Dataset rows describing interfaces:
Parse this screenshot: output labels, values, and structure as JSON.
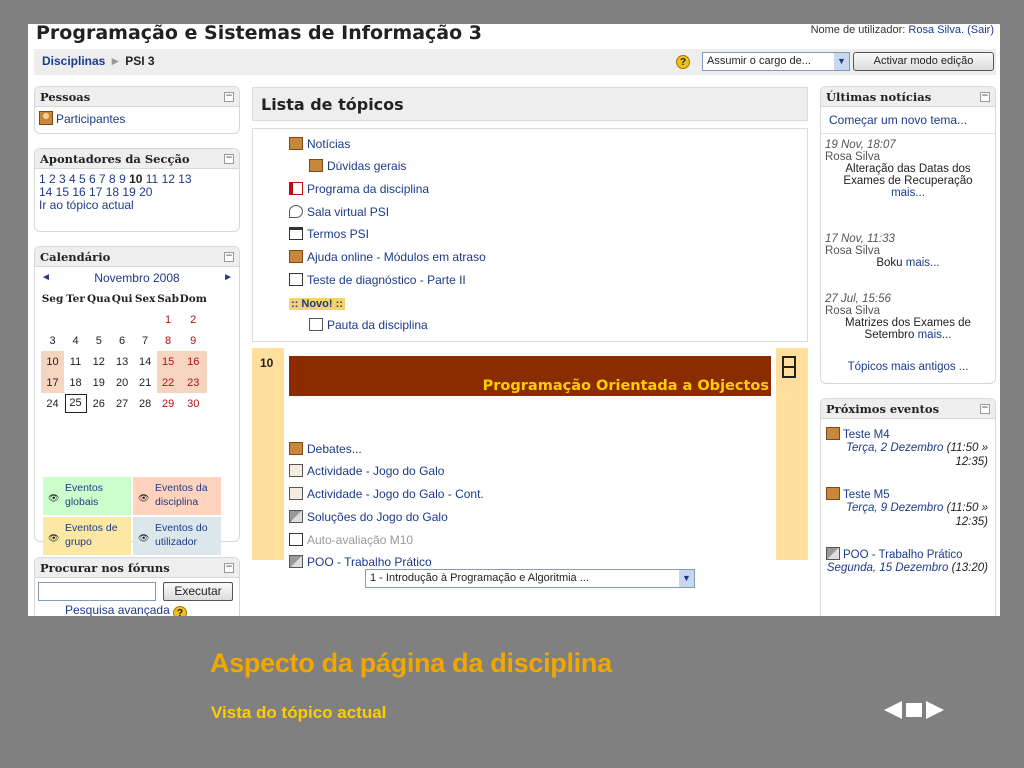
{
  "page": {
    "title": "Programação e Sistemas de Informação 3",
    "user_label": "Nome de utilizador:",
    "user_name": "Rosa Silva.",
    "logout": "(Sair)"
  },
  "navbar": {
    "breadcrumb_root": "Disciplinas",
    "breadcrumb_sep": "►",
    "breadcrumb_current": "PSI 3",
    "help_icon": "?",
    "role_select": "Assumir o cargo de...",
    "edit_button": "Activar modo edição"
  },
  "blocks": {
    "people": {
      "title": "Pessoas",
      "participants": "Participantes"
    },
    "section_links": {
      "title": "Apontadores da Secção",
      "line1_pre": "1 2 3 4 5 6 7 8 9 ",
      "line1_current": "10",
      "line1_post": " 11 12 13",
      "line2": "14 15 16 17 18 19 20",
      "line3": "Ir ao tópico actual"
    },
    "calendar": {
      "title": "Calendário",
      "month": "Novembro 2008",
      "prev": "◄",
      "next": "►",
      "weekdays": [
        "Seg",
        "Ter",
        "Qua",
        "Qui",
        "Sex",
        "Sab",
        "Dom"
      ],
      "weeks": [
        [
          "",
          "",
          "",
          "",
          "",
          "1",
          "2"
        ],
        [
          "3",
          "4",
          "5",
          "6",
          "7",
          "8",
          "9"
        ],
        [
          "10",
          "11",
          "12",
          "13",
          "14",
          "15",
          "16"
        ],
        [
          "17",
          "18",
          "19",
          "20",
          "21",
          "22",
          "23"
        ],
        [
          "24",
          "25",
          "26",
          "27",
          "28",
          "29",
          "30"
        ]
      ],
      "today": "25",
      "event_days": [
        "10",
        "15",
        "16",
        "17",
        "22",
        "23"
      ],
      "legend": {
        "global": "Eventos globais",
        "course": "Eventos da disciplina",
        "group": "Eventos de grupo",
        "user": "Eventos do utilizador"
      },
      "colors": {
        "global": "#ccffcc",
        "course": "#ffd3bd",
        "group": "#fbe8a4",
        "user": "#dce7ec"
      }
    },
    "forum_search": {
      "title": "Procurar nos fóruns",
      "button": "Executar",
      "advanced": "Pesquisa avançada"
    },
    "news": {
      "title": "Últimas notícias",
      "new_topic": "Começar um novo tema...",
      "items": [
        {
          "date": "19 Nov, 18:07",
          "author": "Rosa Silva",
          "text": "Alteração das Datas dos Exames de Recuperação",
          "more": "mais..."
        },
        {
          "date": "17 Nov, 11:33",
          "author": "Rosa Silva",
          "text": "Boku",
          "more": "mais..."
        },
        {
          "date": "27 Jul, 15:56",
          "author": "Rosa Silva",
          "text": "Matrizes dos Exames de Setembro",
          "more": "mais..."
        }
      ],
      "older": "Tópicos mais antigos ..."
    },
    "events": {
      "title": "Próximos eventos",
      "items": [
        {
          "name": "Teste M4",
          "date": "Terça, 2 Dezembro",
          "time": "(11:50 » 12:35)"
        },
        {
          "name": "Teste M5",
          "date": "Terça, 9 Dezembro",
          "time": "(11:50 » 12:35)"
        },
        {
          "name": "POO - Trabalho Prático",
          "date": "Segunda, 15 Dezembro",
          "time": "(13:20)"
        }
      ]
    }
  },
  "main": {
    "heading": "Lista de tópicos",
    "section0": [
      {
        "label": "Notícias",
        "icon": "forum-icon"
      },
      {
        "label": "Dúvidas gerais",
        "icon": "forum-icon"
      },
      {
        "label": "Programa da disciplina",
        "icon": "pdf-icon"
      },
      {
        "label": "Sala virtual PSI",
        "icon": "chat-icon"
      },
      {
        "label": "Termos PSI",
        "icon": "glossary-icon"
      },
      {
        "label": "Ajuda online - Módulos em atraso",
        "icon": "forum-icon"
      },
      {
        "label": "Teste de diagnóstico - Parte II",
        "icon": "quiz-icon"
      }
    ],
    "novo_label": ":: Novo! ::",
    "novo_item": "Pauta da disciplina",
    "section10": {
      "number": "10",
      "banner": "Programação Orientada a Objectos",
      "activities": [
        {
          "label": "Debates...",
          "icon": "forum-icon"
        },
        {
          "label": "Actividade - Jogo do Galo",
          "icon": "assignment-icon"
        },
        {
          "label": "Actividade - Jogo do Galo - Cont.",
          "icon": "assignment-icon"
        },
        {
          "label": "Soluções do Jogo do Galo",
          "icon": "upload-icon"
        },
        {
          "label": "Auto-avaliação M10",
          "icon": "quiz-icon",
          "dimmed": true
        },
        {
          "label": "POO - Trabalho Prático",
          "icon": "upload-icon"
        }
      ]
    },
    "jump_select": "1 - Introdução à Programação e Algoritmia ..."
  },
  "slide": {
    "title": "Aspecto da página da disciplina",
    "subtitle": "Vista do tópico actual"
  }
}
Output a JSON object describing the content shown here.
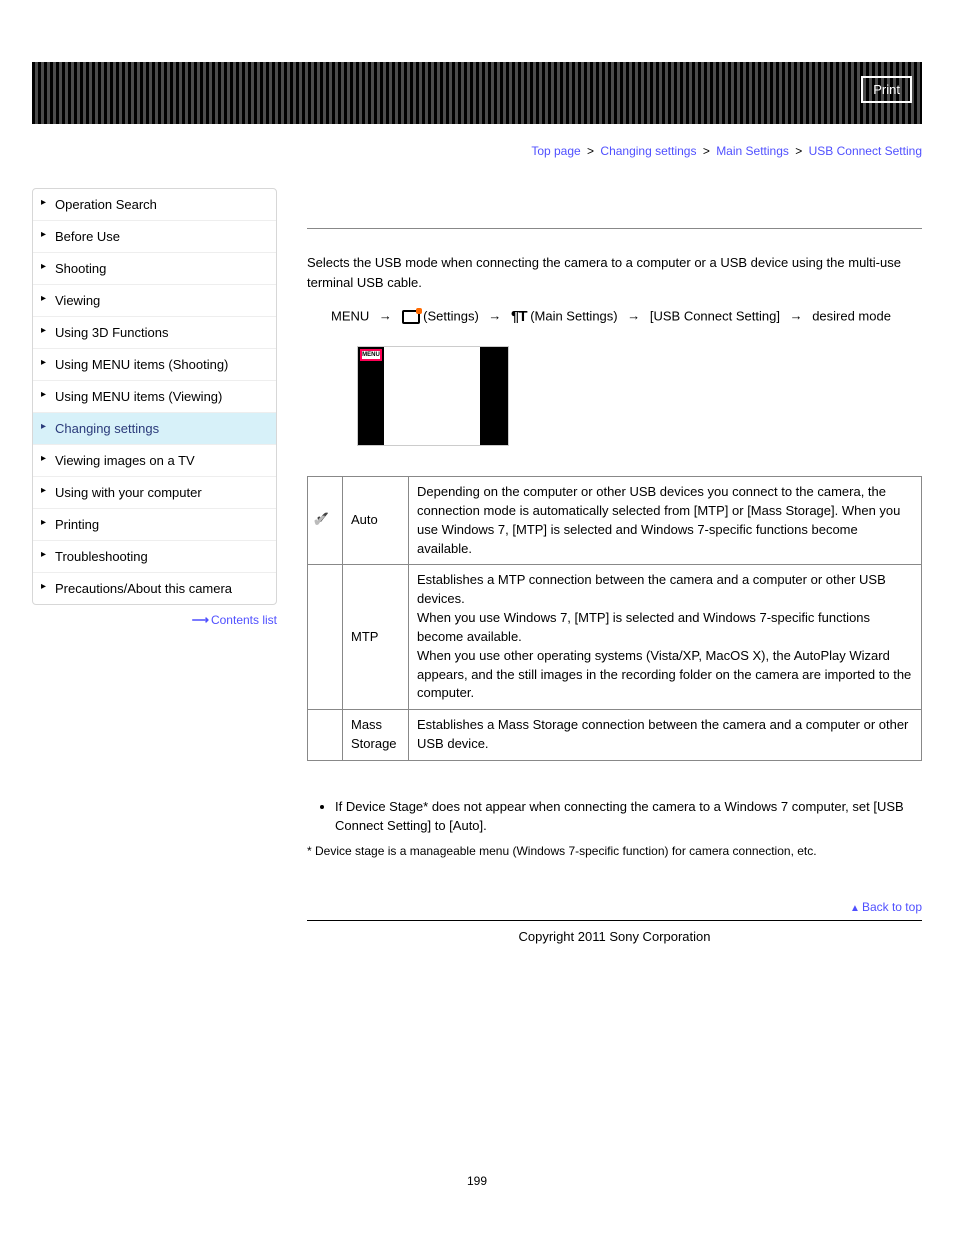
{
  "header": {
    "print_label": "Print"
  },
  "breadcrumb": {
    "top_page": "Top page",
    "changing_settings": "Changing settings",
    "main_settings": "Main Settings",
    "current": "USB Connect Setting"
  },
  "sidebar": {
    "items": [
      {
        "label": "Operation Search"
      },
      {
        "label": "Before Use"
      },
      {
        "label": "Shooting"
      },
      {
        "label": "Viewing"
      },
      {
        "label": "Using 3D Functions"
      },
      {
        "label": "Using MENU items (Shooting)"
      },
      {
        "label": "Using MENU items (Viewing)"
      },
      {
        "label": "Changing settings",
        "active": true
      },
      {
        "label": "Viewing images on a TV"
      },
      {
        "label": "Using with your computer"
      },
      {
        "label": "Printing"
      },
      {
        "label": "Troubleshooting"
      },
      {
        "label": "Precautions/About this camera"
      }
    ],
    "contents_list": "Contents list"
  },
  "main": {
    "intro": "Selects the USB mode when connecting the camera to a computer or a USB device using the multi-use terminal USB cable.",
    "step": {
      "menu": "MENU",
      "settings": "(Settings)",
      "main_settings": "(Main Settings)",
      "usb_connect": "[USB Connect Setting]",
      "desired_mode": "desired mode",
      "thumb_menu": "MENU"
    },
    "table": [
      {
        "checked": true,
        "mode": "Auto",
        "desc": "Depending on the computer or other USB devices you connect to the camera, the connection mode is automatically selected from [MTP] or [Mass Storage]. When you use Windows 7, [MTP] is selected and Windows 7-specific functions become available."
      },
      {
        "checked": false,
        "mode": "MTP",
        "desc": "Establishes a MTP connection between the camera and a computer or other USB devices.\nWhen you use Windows 7, [MTP] is selected and Windows 7-specific functions become available.\nWhen you use other operating systems (Vista/XP, MacOS X), the AutoPlay Wizard appears, and the still images in the recording folder on the camera are imported to the computer."
      },
      {
        "checked": false,
        "mode": "Mass Storage",
        "desc": "Establishes a Mass Storage connection between the camera and a computer or other USB device."
      }
    ],
    "note": "If Device Stage* does not appear when connecting the camera to a Windows 7 computer, set [USB Connect Setting] to [Auto].",
    "footnote": "* Device stage is a manageable menu (Windows 7-specific function) for camera connection, etc.",
    "back_to_top": "Back to top",
    "copyright": "Copyright 2011 Sony Corporation",
    "page_number": "199"
  }
}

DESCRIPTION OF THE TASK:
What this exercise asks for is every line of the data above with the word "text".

REPLY:
          "text": "Alteração das Datas dos Exames de Recuperação",
          "text": "Boku",
          "text": "Matrizes dos Exames de Setembro",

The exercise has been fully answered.